Home

Coexistence of liberalism and protectionism in U.S.

English.news.cn   2011-10-14 21:16:01 FeedbackPrintRSS

by Yoo Seungki

SEOUL, Oct. 14 (Xinhua) -- U.S. Congress passed the free trade agreement (FTA) with South Korea on Wednesday, adopting a liberalistic trade policy to expand export to the Asia's No.4 economy.

A day earlier, another bill, known as the Currency Exchange Rate Oversight Reform Act of 2011, was approved at the U.S. Senate, heralding the world's largest economy's protectionist approach to its sluggish economy and high unemployment.

The currency bill, which threatens to punish China for so- called "currency manipulation" with retaliatory tariffs, was in the opposite side of the free trade deal that aims to abolish almost all of the tariff and non-tariff barriers over the next five years.

Experts cited political and economic conditions in the U.S. as the reason for the contradictory coexistence of liberalistic and protectionist approaches. "The bills are about politics as well as about economics. They are also related with the size of trade deficit," Jeong Young-sik, a senior research fellow at Samsung Economic Research Institute (SERI), told Xinhua on Friday.

Jeong said the U.S. needed to persuade voters into believing that economic slowdown and high unemployment stemmed from external factors such as the trade imbalance with China, as well as internal factors, including failure of economic policies, because the nation was scheduled to hold a presidential election in November next year.

He also noted that the U.S. fired an aimed shot at China, which had more trade surplus with it than South Korea due to the size of the economy, as exports became more important than ever, with little room for additional stimulus policies left.

EXPORT BOOSTER

As for the U.S., export became a major tool that may boost its sluggish economy and create jobs as Washington exhausted almost all policy options both fiscal and monetary after experiencing the deadly 2008 global financial crisis. The U.S. government's goal of doubling exports by the end of 2014 was believed to push the Congress to approve the free trade deal at a fast pace.

The implementing bill on the free trade deal was passed by a vote of 83-15 at the Senate on Wednesday. Hours earlier, the Republican-led House approved the bill in a 278-151 vote nine days after U.S. President Barack Obama sent the bill to the Capitol Hill on Oct. 3.

"Tonight's vote, with bipartisan support, will significantly boost exports that bear the proud label 'Made in America', support tens of thousands of good-paying American jobs and protect labor rights, the environment and intellectual property," Obama said in a statement.

The deal with South Korea was estimated to increase U.S. exports by as much as 11 billion U.S. dollars a year, while creating around 70,000 new jobs when in full effect. The bilateral deal was also estimated to boost South Korea's gross domestic product (GDP) by 5.66 percent.

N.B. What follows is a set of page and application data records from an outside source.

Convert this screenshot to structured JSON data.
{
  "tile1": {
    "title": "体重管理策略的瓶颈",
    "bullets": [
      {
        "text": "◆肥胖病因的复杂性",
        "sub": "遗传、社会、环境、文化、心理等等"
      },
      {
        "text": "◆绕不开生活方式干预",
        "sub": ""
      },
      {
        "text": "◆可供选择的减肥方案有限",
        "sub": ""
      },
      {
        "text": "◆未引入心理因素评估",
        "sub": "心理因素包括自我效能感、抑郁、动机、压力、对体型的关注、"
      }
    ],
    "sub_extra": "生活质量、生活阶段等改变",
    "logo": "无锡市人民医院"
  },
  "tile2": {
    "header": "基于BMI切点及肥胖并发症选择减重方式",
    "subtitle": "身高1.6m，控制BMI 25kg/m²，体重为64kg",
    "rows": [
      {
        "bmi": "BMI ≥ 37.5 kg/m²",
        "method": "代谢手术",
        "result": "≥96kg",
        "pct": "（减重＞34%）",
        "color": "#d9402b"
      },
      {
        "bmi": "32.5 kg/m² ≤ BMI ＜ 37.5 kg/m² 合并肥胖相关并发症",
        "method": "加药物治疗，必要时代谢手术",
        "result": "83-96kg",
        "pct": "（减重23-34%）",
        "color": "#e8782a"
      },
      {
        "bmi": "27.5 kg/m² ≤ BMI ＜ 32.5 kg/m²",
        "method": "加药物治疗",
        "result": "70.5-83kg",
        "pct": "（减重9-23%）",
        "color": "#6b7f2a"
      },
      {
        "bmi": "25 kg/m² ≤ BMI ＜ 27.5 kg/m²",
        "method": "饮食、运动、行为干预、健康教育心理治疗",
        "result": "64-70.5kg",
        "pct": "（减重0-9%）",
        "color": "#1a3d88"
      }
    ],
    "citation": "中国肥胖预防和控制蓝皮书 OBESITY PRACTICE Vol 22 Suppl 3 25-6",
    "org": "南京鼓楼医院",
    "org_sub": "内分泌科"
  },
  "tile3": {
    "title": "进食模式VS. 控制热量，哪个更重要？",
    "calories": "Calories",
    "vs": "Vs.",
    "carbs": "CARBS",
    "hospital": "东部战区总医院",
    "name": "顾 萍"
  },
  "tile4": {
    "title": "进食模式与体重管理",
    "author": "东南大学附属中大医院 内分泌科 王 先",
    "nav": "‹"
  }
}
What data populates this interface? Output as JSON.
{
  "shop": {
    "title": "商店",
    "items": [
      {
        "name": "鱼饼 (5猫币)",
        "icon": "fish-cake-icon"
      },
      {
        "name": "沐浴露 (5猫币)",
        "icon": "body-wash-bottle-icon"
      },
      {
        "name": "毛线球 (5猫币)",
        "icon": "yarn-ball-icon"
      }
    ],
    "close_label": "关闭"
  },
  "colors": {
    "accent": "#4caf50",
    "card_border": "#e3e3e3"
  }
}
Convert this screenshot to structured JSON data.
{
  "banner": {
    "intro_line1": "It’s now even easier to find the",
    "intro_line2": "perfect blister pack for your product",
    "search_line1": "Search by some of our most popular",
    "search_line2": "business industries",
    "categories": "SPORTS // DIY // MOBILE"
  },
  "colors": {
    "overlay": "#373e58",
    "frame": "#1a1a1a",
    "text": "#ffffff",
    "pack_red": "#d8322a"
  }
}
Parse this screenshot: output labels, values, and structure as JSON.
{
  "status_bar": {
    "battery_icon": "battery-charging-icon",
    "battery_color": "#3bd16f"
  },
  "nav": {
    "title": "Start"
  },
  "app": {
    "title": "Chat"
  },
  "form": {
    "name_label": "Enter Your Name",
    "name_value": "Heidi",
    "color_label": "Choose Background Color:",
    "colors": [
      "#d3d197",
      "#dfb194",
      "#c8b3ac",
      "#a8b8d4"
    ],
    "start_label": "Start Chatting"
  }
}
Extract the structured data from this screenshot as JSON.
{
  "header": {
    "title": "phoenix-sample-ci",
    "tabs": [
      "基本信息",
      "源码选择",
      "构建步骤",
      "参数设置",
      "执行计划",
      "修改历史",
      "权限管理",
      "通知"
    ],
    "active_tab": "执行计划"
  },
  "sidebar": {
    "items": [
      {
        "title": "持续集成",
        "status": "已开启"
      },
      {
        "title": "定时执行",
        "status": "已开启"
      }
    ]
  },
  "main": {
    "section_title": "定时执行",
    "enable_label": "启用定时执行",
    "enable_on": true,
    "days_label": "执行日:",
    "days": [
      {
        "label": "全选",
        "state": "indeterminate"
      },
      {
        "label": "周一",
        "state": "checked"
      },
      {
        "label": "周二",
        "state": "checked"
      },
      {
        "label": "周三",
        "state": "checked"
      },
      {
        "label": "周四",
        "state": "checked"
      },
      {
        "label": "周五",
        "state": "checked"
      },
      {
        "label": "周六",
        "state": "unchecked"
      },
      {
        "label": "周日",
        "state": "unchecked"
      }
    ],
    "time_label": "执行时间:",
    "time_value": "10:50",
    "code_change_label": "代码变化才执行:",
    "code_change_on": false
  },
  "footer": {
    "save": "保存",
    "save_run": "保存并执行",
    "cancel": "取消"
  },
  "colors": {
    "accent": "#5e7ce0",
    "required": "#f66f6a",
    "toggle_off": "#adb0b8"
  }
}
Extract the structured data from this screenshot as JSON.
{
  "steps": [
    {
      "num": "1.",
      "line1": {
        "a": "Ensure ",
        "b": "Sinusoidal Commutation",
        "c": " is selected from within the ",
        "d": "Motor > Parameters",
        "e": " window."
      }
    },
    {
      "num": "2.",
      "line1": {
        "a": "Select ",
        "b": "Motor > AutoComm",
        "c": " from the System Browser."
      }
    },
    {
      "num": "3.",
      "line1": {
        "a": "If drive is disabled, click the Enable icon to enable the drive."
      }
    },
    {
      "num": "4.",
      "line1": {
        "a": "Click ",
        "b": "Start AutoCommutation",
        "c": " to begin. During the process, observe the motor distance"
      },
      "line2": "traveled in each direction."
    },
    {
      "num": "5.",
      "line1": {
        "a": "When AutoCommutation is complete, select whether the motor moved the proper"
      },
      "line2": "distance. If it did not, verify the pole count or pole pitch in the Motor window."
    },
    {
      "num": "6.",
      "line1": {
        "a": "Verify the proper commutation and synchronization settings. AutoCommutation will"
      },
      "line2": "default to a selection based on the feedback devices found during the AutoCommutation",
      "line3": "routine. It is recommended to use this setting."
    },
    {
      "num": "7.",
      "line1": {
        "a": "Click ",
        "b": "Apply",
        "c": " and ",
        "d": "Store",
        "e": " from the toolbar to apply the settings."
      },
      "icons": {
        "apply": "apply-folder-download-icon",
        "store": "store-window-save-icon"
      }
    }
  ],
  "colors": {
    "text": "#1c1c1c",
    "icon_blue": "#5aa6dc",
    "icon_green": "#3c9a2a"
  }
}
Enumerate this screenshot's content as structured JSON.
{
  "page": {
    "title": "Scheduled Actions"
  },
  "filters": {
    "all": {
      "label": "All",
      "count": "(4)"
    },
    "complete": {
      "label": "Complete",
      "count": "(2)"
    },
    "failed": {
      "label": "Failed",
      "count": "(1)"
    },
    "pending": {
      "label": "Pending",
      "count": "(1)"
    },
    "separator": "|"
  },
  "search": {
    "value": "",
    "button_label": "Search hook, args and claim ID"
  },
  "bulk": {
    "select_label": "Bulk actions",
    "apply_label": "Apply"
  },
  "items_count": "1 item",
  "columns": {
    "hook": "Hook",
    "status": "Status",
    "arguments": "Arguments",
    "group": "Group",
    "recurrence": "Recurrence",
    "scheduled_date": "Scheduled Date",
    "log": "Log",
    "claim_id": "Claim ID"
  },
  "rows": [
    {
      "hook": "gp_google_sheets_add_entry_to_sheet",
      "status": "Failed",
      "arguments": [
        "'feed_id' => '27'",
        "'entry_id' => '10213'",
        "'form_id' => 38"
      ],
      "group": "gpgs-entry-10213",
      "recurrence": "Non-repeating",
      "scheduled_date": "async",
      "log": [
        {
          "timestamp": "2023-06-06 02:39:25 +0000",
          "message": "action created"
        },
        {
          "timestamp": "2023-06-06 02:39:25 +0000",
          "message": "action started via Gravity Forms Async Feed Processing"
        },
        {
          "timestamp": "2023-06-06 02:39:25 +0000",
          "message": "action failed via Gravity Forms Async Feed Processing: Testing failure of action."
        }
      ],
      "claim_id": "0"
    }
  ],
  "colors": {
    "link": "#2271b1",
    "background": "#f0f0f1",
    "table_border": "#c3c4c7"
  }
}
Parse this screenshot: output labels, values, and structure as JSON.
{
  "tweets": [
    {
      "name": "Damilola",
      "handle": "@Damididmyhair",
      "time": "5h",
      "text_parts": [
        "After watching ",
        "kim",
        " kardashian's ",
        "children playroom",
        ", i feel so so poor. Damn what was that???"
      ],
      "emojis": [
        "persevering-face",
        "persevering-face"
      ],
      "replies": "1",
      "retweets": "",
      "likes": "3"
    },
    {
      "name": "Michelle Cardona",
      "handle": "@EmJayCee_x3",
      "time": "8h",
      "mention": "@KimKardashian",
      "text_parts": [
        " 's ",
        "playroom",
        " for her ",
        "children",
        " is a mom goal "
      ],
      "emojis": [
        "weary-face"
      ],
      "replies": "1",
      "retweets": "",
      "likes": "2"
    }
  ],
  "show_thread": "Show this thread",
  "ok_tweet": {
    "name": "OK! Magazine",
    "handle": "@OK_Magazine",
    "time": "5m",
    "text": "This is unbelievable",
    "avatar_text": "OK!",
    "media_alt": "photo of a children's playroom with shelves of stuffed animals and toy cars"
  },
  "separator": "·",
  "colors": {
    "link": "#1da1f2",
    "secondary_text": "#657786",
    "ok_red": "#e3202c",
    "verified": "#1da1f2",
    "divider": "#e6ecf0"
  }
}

Opponents, however, said the trade deal was not in favor of South Korea, warning the expected economic boost may not happen. The free trade deal was originally reached in 2007, but Seoul and Washington renegotiated the deal from late 2010 as the U.S. asked for new terms for auto trade.

South Korea's ruling Grand National Party hailed the passage of the trade deal in the U.S., but opposition parties expressed hostility toward the deal, insisting on additional negotiation on the agreement to better protect domestic industries.

MISGUIDED APPROACH

The U.S. opted for a misguided approach to China by trying to impose punitive tariffs on imports from China, which were feared to trigger a trade war between the world's two leading economies and in consequence endanger global economic recovery.

"The currency bill could trigger a trade war between the two countries. The U.S. protectionism and the trade friction between the two nations may lower the global economic growth rate," Daniel Yoo, a strategist at Woori Investment & Securities in Beijing, said by phone.

Statistics showed that the Chinese Renminbi, or yuan, has appreciated more than 30 percent against the U.S. dollar since 2005 when a dollar peg was scrapped. Over the same period, the U.S. jobless rate has risen from 7 percent to 9 percent, while more than 6 million Americans lost jobs, indicating that the yuan's value has little to do with the U.S. unemployment.

The People's Bank of China (PBOC) said in a statement that China would continue its reform of the exchange rate formation mechanism and increase the flexibility of the yuan exchange rate. "The PBOC will sustain its yuan appreciation trend down the road even though the appreciating pace may not meet the the U.S. expectation," said Yoo.

The controversial currency bill was regarded as largely political as the U.S. intended to divert voters' anger over high unemployment toward external factors such as trade imbalance with China from internal factors, including failure of economic policies, ahead of the presidential election in late 2012.

For the Capital Hill, the currency bill reflected division between the Democratic-led Senate and the Republican-controlled House. House Speaker John Boehner said on Wednesday that the currency bill would lead to unintended consequences, warning the bill posed a "very severe risk" of a trade war.

Editor: Zhang Xiang
Related News
Home >> Home Feedback Print RSS